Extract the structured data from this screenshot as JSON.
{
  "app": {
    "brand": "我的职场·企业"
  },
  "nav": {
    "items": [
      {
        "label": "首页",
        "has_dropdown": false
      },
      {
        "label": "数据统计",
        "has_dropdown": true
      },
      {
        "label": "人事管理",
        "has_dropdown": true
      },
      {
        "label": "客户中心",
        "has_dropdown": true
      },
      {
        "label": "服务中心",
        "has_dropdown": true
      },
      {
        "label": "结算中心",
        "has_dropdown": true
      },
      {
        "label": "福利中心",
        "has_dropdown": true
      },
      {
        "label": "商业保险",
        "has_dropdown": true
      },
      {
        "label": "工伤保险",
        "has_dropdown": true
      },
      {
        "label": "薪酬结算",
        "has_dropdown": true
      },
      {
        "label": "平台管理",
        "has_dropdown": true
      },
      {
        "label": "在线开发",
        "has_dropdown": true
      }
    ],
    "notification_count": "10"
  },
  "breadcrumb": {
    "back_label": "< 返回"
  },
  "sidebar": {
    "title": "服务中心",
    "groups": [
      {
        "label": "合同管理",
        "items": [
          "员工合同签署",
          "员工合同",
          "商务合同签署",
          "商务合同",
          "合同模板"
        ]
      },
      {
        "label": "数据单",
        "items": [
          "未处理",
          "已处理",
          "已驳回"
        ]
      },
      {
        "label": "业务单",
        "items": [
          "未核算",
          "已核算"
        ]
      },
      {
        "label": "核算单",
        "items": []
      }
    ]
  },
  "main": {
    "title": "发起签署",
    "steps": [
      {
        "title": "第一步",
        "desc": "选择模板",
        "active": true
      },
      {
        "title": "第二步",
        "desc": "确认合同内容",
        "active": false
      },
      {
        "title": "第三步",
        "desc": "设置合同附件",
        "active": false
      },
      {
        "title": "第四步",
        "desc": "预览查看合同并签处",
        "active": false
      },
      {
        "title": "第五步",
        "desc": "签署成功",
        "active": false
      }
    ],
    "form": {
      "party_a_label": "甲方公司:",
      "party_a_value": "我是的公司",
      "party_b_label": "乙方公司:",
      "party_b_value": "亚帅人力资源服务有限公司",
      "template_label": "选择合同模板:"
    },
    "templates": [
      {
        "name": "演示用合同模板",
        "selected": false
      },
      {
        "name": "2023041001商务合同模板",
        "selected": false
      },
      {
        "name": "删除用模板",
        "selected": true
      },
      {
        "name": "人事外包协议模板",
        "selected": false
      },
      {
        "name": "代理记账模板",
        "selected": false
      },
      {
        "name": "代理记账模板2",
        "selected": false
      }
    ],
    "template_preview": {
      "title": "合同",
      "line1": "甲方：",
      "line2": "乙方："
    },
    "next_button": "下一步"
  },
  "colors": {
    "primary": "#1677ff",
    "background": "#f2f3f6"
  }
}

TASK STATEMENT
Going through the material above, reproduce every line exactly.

RESULT OF THIS EXERCISE
Extract the structured data from this screenshot as JSON.
{
  "app": {
    "brand": "我的职场·企业"
  },
  "nav": {
    "items": [
      {
        "label": "首页",
        "has_dropdown": false
      },
      {
        "label": "数据统计",
        "has_dropdown": true
      },
      {
        "label": "人事管理",
        "has_dropdown": true
      },
      {
        "label": "客户中心",
        "has_dropdown": true
      },
      {
        "label": "服务中心",
        "has_dropdown": true
      },
      {
        "label": "结算中心",
        "has_dropdown": true
      },
      {
        "label": "福利中心",
        "has_dropdown": true
      },
      {
        "label": "商业保险",
        "has_dropdown": true
      },
      {
        "label": "工伤保险",
        "has_dropdown": true
      },
      {
        "label": "薪酬结算",
        "has_dropdown": true
      },
      {
        "label": "平台管理",
        "has_dropdown": true
      },
      {
        "label": "在线开发",
        "has_dropdown": true
      }
    ],
    "notification_count": "10"
  },
  "breadcrumb": {
    "back_label": "< 返回"
  },
  "sidebar": {
    "title": "服务中心",
    "groups": [
      {
        "label": "合同管理",
        "items": [
          "员工合同签署",
          "员工合同",
          "商务合同签署",
          "商务合同",
          "合同模板"
        ]
      },
      {
        "label": "数据单",
        "items": [
          "未处理",
          "已处理",
          "已驳回"
        ]
      },
      {
        "label": "业务单",
        "items": [
          "未核算",
          "已核算"
        ]
      },
      {
        "label": "核算单",
        "items": []
      }
    ]
  },
  "main": {
    "title": "发起签署",
    "steps": [
      {
        "title": "第一步",
        "desc": "选择模板",
        "active": true
      },
      {
        "title": "第二步",
        "desc": "确认合同内容",
        "active": false
      },
      {
        "title": "第三步",
        "desc": "设置合同附件",
        "active": false
      },
      {
        "title": "第四步",
        "desc": "预览查看合同并签处",
        "active": false
      },
      {
        "title": "第五步",
        "desc": "签署成功",
        "active": false
      }
    ],
    "form": {
      "party_a_label": "甲方公司:",
      "party_a_value": "我是的公司",
      "party_b_label": "乙方公司:",
      "party_b_value": "亚帅人力资源服务有限公司",
      "template_label": "选择合同模板:"
    },
    "templates": [
      {
        "name": "演示用合同模板",
        "selected": false
      },
      {
        "name": "2023041001商务合同模板",
        "selected": false
      },
      {
        "name": "删除用模板",
        "selected": true
      },
      {
        "name": "人事外包协议模板",
        "selected": false
      },
      {
        "name": "代理记账模板",
        "selected": false
      },
      {
        "name": "代理记账模板2",
        "selected": false
      }
    ],
    "template_preview": {
      "title": "合同",
      "line1": "甲方：",
      "line2": "乙方："
    },
    "next_button": "下一步"
  },
  "colors": {
    "primary": "#1677ff",
    "background": "#f2f3f6"
  }
}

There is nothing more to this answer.